[[ Supplied records open ]]

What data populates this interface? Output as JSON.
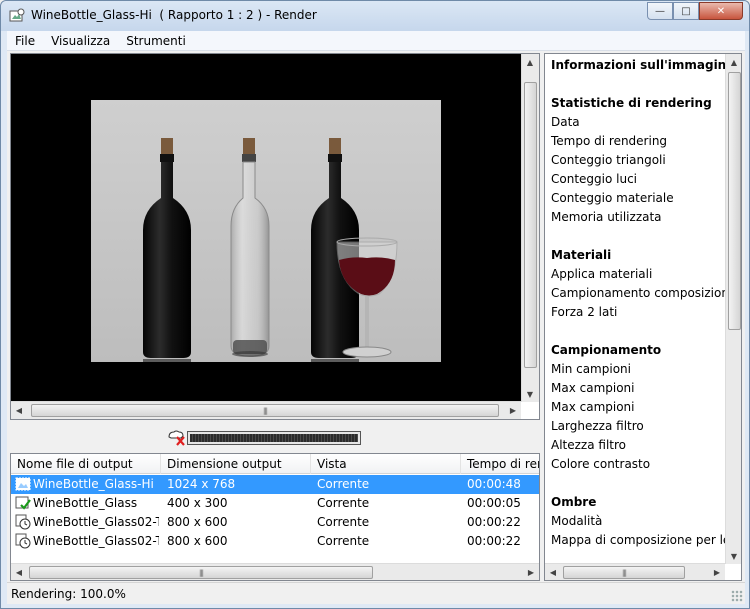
{
  "window": {
    "title": "WineBottle_Glass-Hi  ( Rapporto 1 : 2 ) - Render",
    "minimize": "—",
    "maximize": "□",
    "close": "✕"
  },
  "menu": [
    "File",
    "Visualizza",
    "Strumenti"
  ],
  "scrollbar_grip": "|||",
  "progress": {
    "fraction": 1.0
  },
  "output_list": {
    "columns": [
      "Nome file di output",
      "Dimensione output",
      "Vista",
      "Tempo di ren"
    ],
    "rows": [
      {
        "name": "WineBottle_Glass-Hi",
        "size": "1024 x 768",
        "view": "Corrente",
        "time": "00:00:48",
        "icon": "image-rendering-icon",
        "selected": true
      },
      {
        "name": "WineBottle_Glass",
        "size": "400 x 300",
        "view": "Corrente",
        "time": "00:00:05",
        "icon": "image-done-icon",
        "selected": false
      },
      {
        "name": "WineBottle_Glass02-T...",
        "size": "800 x 600",
        "view": "Corrente",
        "time": "00:00:22",
        "icon": "clock-icon",
        "selected": false
      },
      {
        "name": "WineBottle_Glass02-T...",
        "size": "800 x 600",
        "view": "Corrente",
        "time": "00:00:22",
        "icon": "clock-icon",
        "selected": false
      }
    ]
  },
  "info_panel": {
    "title": "Informazioni sull'immagine",
    "sections": [
      {
        "heading": "Statistiche di rendering",
        "items": [
          "Data",
          "Tempo di rendering",
          "Conteggio triangoli",
          "Conteggio luci",
          "Conteggio materiale",
          "Memoria utilizzata"
        ]
      },
      {
        "heading": "Materiali",
        "items": [
          "Applica materiali",
          "Campionamento composizione",
          "Forza 2 lati"
        ]
      },
      {
        "heading": "Campionamento",
        "items": [
          "Min campioni",
          "Max campioni",
          "Max campioni",
          "Larghezza filtro",
          "Altezza filtro",
          "Colore contrasto"
        ]
      },
      {
        "heading": "Ombre",
        "items": [
          "Modalità",
          "Mappa di composizione per le or"
        ]
      }
    ]
  },
  "status": {
    "text": "Rendering: 100.0%"
  },
  "colors": {
    "selection": "#3399ff",
    "accent_title": "#c6d7ec",
    "wine": "#5a0d16"
  }
}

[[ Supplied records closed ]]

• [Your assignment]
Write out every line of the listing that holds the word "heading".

• [Exercise answer]
        "heading": "Statistiche di rendering",
        "heading": "Materiali",
        "heading": "Campionamento",
        "heading": "Ombre",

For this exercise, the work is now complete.